As a freshman backup at William T. Dwyer High, Brissett replaced the injured starter in a playoff game against Booker T. Washington, the best team in the state and one of the best in the nation. Daniels expected little from Brissett, then a chunky, short 15-year-old. He completed all 12 passes he attempted and nearly led Dwyer to a comeback upset.
“It was like he had taken every rep that year and wasn’t fazed at all,” Daniels said. “We didn’t know what to expect. We were just as shocked as anybody at how cool and calm he was as a freshman.”
Brissett shot to 6-foot-4 by the end of high school and had his pick of scholarship offers. He chose Florida, where as a true freshman, another quarterback emergency struck, and he found himself starting at Louisiana State, inside the bourbon-reeking cauldron called Death Valley. The Gators were crushed, but Brissett didn’t crack.
“I’ve never seen the kid nervous,” Daniels said.
A coaching change after his sophomore season convinced Brissett to switch schools, and he won over his new team at N.C. State immediately. In the year he sat out, coaches named Brissett the scout team player of the year. Once he took over as start, he baked cookies for teammates. Every Thursday night, he took his offensive linemen out for wings. The night before games, he wrote an individual note to each one of his offensive teammates, describing what he looked forward to watching them do.
“There’s so many bad stories about people out there in sports that have done so many stupid things,” Doeren said. “This kid is the opposite. It was a true pleasure to be around someone that took the game as serious as he did. He just doesn’t want to be around things that don’t lead to him being successful.”
At Florida, Brissett struggled to accept a lost play and felt desperate to impress older teammates. During the year he sat out, he focused on how he could limit mistakes. In two seasons as N.C. State’s starter, he threw 43 touchdowns and just 11 interceptions.

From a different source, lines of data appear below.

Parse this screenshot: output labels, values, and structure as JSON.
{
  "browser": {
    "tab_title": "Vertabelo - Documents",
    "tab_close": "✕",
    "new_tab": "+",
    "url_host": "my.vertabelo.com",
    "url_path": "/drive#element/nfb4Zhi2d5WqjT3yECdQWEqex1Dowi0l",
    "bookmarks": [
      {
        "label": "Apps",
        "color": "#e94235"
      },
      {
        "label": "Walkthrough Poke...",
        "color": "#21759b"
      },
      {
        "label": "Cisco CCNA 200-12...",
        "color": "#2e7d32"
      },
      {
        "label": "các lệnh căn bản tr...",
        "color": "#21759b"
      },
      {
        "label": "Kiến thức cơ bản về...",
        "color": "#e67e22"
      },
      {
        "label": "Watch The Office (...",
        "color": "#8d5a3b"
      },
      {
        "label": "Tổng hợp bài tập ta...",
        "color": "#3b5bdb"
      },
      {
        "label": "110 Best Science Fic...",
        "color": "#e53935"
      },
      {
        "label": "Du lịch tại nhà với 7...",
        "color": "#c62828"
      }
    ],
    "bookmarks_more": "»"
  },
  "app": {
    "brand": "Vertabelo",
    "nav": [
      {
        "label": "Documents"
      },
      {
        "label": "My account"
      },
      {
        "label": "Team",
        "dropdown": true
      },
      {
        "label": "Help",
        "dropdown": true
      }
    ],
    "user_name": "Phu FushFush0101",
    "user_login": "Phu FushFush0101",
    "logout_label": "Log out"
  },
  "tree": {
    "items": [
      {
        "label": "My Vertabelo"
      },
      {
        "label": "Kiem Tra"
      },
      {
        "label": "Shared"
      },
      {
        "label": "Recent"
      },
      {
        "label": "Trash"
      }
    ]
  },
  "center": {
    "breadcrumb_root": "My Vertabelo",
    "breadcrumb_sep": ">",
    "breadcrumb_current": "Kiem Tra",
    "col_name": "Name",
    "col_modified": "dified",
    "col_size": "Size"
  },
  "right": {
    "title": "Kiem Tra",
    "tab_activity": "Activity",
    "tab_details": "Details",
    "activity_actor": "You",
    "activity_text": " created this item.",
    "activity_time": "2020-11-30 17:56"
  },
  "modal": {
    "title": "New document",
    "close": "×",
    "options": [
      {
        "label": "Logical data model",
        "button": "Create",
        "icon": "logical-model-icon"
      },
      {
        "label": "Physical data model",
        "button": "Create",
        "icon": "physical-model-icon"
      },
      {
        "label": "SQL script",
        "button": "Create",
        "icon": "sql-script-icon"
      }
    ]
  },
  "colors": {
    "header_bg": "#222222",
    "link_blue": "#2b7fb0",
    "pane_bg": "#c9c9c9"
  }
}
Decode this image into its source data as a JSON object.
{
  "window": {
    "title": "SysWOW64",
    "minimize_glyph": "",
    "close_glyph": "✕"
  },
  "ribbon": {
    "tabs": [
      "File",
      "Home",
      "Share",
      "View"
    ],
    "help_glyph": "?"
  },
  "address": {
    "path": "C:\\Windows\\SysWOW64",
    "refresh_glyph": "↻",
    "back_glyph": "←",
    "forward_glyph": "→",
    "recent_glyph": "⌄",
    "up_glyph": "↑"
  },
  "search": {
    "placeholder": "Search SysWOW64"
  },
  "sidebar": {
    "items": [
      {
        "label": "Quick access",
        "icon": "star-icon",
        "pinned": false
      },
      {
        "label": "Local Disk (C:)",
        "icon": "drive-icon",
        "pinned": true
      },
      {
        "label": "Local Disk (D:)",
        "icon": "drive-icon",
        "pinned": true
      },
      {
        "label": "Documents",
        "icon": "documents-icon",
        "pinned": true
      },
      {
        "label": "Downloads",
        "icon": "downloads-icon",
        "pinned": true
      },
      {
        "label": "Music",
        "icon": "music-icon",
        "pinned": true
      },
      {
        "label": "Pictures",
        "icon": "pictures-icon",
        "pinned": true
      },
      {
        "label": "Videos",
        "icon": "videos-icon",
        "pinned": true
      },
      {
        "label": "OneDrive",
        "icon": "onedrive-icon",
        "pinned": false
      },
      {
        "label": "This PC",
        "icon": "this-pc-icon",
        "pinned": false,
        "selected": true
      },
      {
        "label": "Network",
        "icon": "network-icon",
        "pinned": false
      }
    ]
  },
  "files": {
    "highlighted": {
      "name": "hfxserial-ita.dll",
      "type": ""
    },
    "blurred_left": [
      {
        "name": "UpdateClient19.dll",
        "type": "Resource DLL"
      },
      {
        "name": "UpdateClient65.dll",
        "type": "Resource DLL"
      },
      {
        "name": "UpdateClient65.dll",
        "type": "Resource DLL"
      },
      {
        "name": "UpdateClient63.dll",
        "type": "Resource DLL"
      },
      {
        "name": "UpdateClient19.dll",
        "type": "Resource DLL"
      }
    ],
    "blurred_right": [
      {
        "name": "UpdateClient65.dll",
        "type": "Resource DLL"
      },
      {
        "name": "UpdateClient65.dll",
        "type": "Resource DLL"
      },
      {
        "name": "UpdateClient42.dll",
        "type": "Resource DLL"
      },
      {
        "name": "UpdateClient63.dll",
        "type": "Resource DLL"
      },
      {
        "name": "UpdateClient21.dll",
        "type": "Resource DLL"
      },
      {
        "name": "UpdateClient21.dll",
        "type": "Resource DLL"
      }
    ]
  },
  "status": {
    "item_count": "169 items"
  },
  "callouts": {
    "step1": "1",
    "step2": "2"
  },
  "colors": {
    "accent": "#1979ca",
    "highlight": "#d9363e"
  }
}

“Once he became the guy who figured out how to go from a bad play on to the next play, his whole game changed,” Doeren said. “He just protects the football.”
That was another Patriot-like thing that attracted the Patriots. Another connection: Brissett grew up near where former NFL coach Bill Parcells lived, and Parcells took Brissett on as something of a mentee.
“He’s a Curtis Martin, Willie McGinest, Troy Brown type player,” Parcells told the Boston Herald shortly after the draft. “That’s the kind of guy he is. That’s what New England is getting. Those kinds, those Tedy Bruschi types, those players who’ve been successful — he’s very similar in his personal life to those kinds of guys.”
With New England, Brissett continued his quiet study. When Brissett entered Sunday in the second quarter, Daniels thought he saw him look nervous for the first time. He completed 6 of 9 passes for 92 yards, mostly screens and short passes as the Patriots sought to protect a big lead.
“He has a great demeanor about him,” Brady said Monday evening on Westwood One radio. “I love working with him. He shows up to work every day working hard. He’s very competitive, and I know our coaching staff will have him prepared and ready to go.”
After the game, Daniels called him to chat. Brissett focused on mistakes he made, blemishes to correct this week. “He’s his harshest critic,” Daniels.
Doeren sent Brissett a text, telling him to seize the moment. Brissett shot a quick message back. Doeren does not expect to speak with him again until after Thursday. Doeren said Brissett is a 23-year-old who does not spend much time on his phone, proving such a creature does exist.
With the Wolf Pack on its bye week, several support staff members and a former teammate plan on traveling to New England to watch him in person.
“We’d all go up there if we could,” Doeren said. “He was a warrior for us, now. Everybody likes him. Everybody respects him. When you play as hard as he did, when you take life as serious as he did, there isn’t a person at N.C. State who isn’t pulling for him.
“It’s his moment. I’m fired up for him that he gets it.”